▶ **Your goal**
Each line below needs to be duplicated without alteration.
*** Dataset content
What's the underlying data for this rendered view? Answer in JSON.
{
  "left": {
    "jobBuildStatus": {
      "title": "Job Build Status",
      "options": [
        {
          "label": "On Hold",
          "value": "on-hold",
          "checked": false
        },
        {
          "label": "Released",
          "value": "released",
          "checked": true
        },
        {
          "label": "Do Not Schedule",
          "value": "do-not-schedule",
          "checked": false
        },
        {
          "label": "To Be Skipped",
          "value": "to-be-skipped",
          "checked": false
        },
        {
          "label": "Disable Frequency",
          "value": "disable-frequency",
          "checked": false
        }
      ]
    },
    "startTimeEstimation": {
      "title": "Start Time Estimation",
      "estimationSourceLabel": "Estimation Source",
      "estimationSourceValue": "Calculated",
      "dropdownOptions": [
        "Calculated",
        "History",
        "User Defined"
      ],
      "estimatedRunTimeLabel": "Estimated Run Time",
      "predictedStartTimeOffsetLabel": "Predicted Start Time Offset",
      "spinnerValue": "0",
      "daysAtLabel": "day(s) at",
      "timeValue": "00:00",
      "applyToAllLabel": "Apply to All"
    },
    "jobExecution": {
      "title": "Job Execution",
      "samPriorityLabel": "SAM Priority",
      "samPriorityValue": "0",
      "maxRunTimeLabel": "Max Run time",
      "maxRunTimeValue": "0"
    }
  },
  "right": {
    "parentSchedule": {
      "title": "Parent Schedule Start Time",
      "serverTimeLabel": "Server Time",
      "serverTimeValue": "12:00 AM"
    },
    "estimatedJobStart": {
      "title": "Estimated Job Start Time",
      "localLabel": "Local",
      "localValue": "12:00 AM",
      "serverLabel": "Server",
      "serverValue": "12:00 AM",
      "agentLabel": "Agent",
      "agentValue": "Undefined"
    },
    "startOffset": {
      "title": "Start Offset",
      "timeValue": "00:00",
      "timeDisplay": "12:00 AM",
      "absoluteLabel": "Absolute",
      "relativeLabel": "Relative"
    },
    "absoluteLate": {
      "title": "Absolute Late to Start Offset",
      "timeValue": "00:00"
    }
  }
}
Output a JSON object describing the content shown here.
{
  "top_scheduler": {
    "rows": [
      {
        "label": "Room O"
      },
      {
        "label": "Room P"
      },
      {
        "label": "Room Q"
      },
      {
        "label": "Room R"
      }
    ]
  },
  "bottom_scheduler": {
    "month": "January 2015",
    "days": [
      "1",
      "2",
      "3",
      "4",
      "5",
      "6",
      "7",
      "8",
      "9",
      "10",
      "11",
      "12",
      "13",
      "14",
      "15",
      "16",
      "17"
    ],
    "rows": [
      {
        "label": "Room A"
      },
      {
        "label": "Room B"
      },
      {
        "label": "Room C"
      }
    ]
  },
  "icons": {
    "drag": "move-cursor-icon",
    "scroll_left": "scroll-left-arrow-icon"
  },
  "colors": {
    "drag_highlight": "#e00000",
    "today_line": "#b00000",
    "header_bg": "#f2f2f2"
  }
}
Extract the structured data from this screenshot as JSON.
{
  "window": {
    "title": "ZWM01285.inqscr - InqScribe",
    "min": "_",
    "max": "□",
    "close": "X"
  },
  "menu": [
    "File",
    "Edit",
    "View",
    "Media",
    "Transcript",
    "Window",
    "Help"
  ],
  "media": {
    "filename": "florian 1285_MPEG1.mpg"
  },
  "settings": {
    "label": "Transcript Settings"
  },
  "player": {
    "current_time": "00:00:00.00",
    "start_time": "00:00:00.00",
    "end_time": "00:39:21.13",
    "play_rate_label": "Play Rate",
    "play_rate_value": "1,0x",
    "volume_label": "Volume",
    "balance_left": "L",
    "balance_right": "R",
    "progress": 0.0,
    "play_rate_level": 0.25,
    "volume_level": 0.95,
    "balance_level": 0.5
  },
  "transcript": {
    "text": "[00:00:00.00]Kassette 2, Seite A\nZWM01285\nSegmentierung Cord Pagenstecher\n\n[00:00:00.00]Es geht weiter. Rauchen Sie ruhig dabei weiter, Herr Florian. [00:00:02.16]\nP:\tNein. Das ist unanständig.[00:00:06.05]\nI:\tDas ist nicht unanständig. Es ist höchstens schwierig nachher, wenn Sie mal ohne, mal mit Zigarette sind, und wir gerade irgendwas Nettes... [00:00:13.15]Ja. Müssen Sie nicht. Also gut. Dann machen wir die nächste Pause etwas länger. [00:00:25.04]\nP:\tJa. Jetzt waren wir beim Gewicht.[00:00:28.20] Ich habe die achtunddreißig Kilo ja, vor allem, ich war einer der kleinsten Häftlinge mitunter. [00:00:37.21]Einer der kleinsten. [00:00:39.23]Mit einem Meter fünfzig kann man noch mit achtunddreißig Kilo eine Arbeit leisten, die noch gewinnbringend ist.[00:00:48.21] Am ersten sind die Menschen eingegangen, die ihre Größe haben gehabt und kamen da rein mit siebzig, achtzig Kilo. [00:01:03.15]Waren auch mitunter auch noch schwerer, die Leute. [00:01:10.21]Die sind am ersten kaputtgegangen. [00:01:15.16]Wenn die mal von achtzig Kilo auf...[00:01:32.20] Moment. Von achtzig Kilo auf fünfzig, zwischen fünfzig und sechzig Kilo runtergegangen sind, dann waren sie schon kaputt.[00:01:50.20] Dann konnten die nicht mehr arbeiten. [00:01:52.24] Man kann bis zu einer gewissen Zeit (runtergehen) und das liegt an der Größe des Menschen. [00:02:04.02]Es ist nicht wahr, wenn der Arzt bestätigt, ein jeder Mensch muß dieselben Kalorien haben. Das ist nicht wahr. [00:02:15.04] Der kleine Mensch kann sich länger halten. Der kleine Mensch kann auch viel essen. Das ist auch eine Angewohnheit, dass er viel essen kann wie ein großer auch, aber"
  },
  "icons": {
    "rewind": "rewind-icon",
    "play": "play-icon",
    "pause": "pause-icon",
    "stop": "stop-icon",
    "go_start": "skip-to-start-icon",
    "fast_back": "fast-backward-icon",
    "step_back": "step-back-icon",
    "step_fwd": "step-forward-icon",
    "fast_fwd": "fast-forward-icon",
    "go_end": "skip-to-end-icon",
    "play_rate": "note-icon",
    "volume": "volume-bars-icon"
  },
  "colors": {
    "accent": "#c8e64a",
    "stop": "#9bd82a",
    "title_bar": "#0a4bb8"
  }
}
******
▶ **Result for this task**
What's the underlying data for this rendered view? Answer in JSON.
{
  "left": {
    "jobBuildStatus": {
      "title": "Job Build Status",
      "options": [
        {
          "label": "On Hold",
          "value": "on-hold",
          "checked": false
        },
        {
          "label": "Released",
          "value": "released",
          "checked": true
        },
        {
          "label": "Do Not Schedule",
          "value": "do-not-schedule",
          "checked": false
        },
        {
          "label": "To Be Skipped",
          "value": "to-be-skipped",
          "checked": false
        },
        {
          "label": "Disable Frequency",
          "value": "disable-frequency",
          "checked": false
        }
      ]
    },
    "startTimeEstimation": {
      "title": "Start Time Estimation",
      "estimationSourceLabel": "Estimation Source",
      "estimationSourceValue": "Calculated",
      "dropdownOptions": [
        "Calculated",
        "History",
        "User Defined"
      ],
      "estimatedRunTimeLabel": "Estimated Run Time",
      "predictedStartTimeOffsetLabel": "Predicted Start Time Offset",
      "spinnerValue": "0",
      "daysAtLabel": "day(s) at",
      "timeValue": "00:00",
      "applyToAllLabel": "Apply to All"
    },
    "jobExecution": {
      "title": "Job Execution",
      "samPriorityLabel": "SAM Priority",
      "samPriorityValue": "0",
      "maxRunTimeLabel": "Max Run time",
      "maxRunTimeValue": "0"
    }
  },
  "right": {
    "parentSchedule": {
      "title": "Parent Schedule Start Time",
      "serverTimeLabel": "Server Time",
      "serverTimeValue": "12:00 AM"
    },
    "estimatedJobStart": {
      "title": "Estimated Job Start Time",
      "localLabel": "Local",
      "localValue": "12:00 AM",
      "serverLabel": "Server",
      "serverValue": "12:00 AM",
      "agentLabel": "Agent",
      "agentValue": "Undefined"
    },
    "startOffset": {
      "title": "Start Offset",
      "timeValue": "00:00",
      "timeDisplay": "12:00 AM",
      "absoluteLabel": "Absolute",
      "relativeLabel": "Relative"
    },
    "absoluteLate": {
      "title": "Absolute Late to Start Offset",
      "timeValue": "00:00"
    }
  }
}
Output a JSON object describing the content shown here.
{
  "top_scheduler": {
    "rows": [
      {
        "label": "Room O"
      },
      {
        "label": "Room P"
      },
      {
        "label": "Room Q"
      },
      {
        "label": "Room R"
      }
    ]
  },
  "bottom_scheduler": {
    "month": "January 2015",
    "days": [
      "1",
      "2",
      "3",
      "4",
      "5",
      "6",
      "7",
      "8",
      "9",
      "10",
      "11",
      "12",
      "13",
      "14",
      "15",
      "16",
      "17"
    ],
    "rows": [
      {
        "label": "Room A"
      },
      {
        "label": "Room B"
      },
      {
        "label": "Room C"
      }
    ]
  },
  "icons": {
    "drag": "move-cursor-icon",
    "scroll_left": "scroll-left-arrow-icon"
  },
  "colors": {
    "drag_highlight": "#e00000",
    "today_line": "#b00000",
    "header_bg": "#f2f2f2"
  }
}
Extract the structured data from this screenshot as JSON.
{
  "window": {
    "title": "ZWM01285.inqscr - InqScribe",
    "min": "_",
    "max": "□",
    "close": "X"
  },
  "menu": [
    "File",
    "Edit",
    "View",
    "Media",
    "Transcript",
    "Window",
    "Help"
  ],
  "media": {
    "filename": "florian 1285_MPEG1.mpg"
  },
  "settings": {
    "label": "Transcript Settings"
  },
  "player": {
    "current_time": "00:00:00.00",
    "start_time": "00:00:00.00",
    "end_time": "00:39:21.13",
    "play_rate_label": "Play Rate",
    "play_rate_value": "1,0x",
    "volume_label": "Volume",
    "balance_left": "L",
    "balance_right": "R",
    "progress": 0.0,
    "play_rate_level": 0.25,
    "volume_level": 0.95,
    "balance_level": 0.5
  },
  "transcript": {
    "text": "[00:00:00.00]Kassette 2, Seite A\nZWM01285\nSegmentierung Cord Pagenstecher\n\n[00:00:00.00]Es geht weiter. Rauchen Sie ruhig dabei weiter, Herr Florian. [00:00:02.16]\nP:\tNein. Das ist unanständig.[00:00:06.05]\nI:\tDas ist nicht unanständig. Es ist höchstens schwierig nachher, wenn Sie mal ohne, mal mit Zigarette sind, und wir gerade irgendwas Nettes... [00:00:13.15]Ja. Müssen Sie nicht. Also gut. Dann machen wir die nächste Pause etwas länger. [00:00:25.04]\nP:\tJa. Jetzt waren wir beim Gewicht.[00:00:28.20] Ich habe die achtunddreißig Kilo ja, vor allem, ich war einer der kleinsten Häftlinge mitunter. [00:00:37.21]Einer der kleinsten. [00:00:39.23]Mit einem Meter fünfzig kann man noch mit achtunddreißig Kilo eine Arbeit leisten, die noch gewinnbringend ist.[00:00:48.21] Am ersten sind die Menschen eingegangen, die ihre Größe haben gehabt und kamen da rein mit siebzig, achtzig Kilo. [00:01:03.15]Waren auch mitunter auch noch schwerer, die Leute. [00:01:10.21]Die sind am ersten kaputtgegangen. [00:01:15.16]Wenn die mal von achtzig Kilo auf...[00:01:32.20] Moment. Von achtzig Kilo auf fünfzig, zwischen fünfzig und sechzig Kilo runtergegangen sind, dann waren sie schon kaputt.[00:01:50.20] Dann konnten die nicht mehr arbeiten. [00:01:52.24] Man kann bis zu einer gewissen Zeit (runtergehen) und das liegt an der Größe des Menschen. [00:02:04.02]Es ist nicht wahr, wenn der Arzt bestätigt, ein jeder Mensch muß dieselben Kalorien haben. Das ist nicht wahr. [00:02:15.04] Der kleine Mensch kann sich länger halten. Der kleine Mensch kann auch viel essen. Das ist auch eine Angewohnheit, dass er viel essen kann wie ein großer auch, aber"
  },
  "icons": {
    "rewind": "rewind-icon",
    "play": "play-icon",
    "pause": "pause-icon",
    "stop": "stop-icon",
    "go_start": "skip-to-start-icon",
    "fast_back": "fast-backward-icon",
    "step_back": "step-back-icon",
    "step_fwd": "step-forward-icon",
    "fast_fwd": "fast-forward-icon",
    "go_end": "skip-to-end-icon",
    "play_rate": "note-icon",
    "volume": "volume-bars-icon"
  },
  "colors": {
    "accent": "#c8e64a",
    "stop": "#9bd82a",
    "title_bar": "#0a4bb8"
  }
}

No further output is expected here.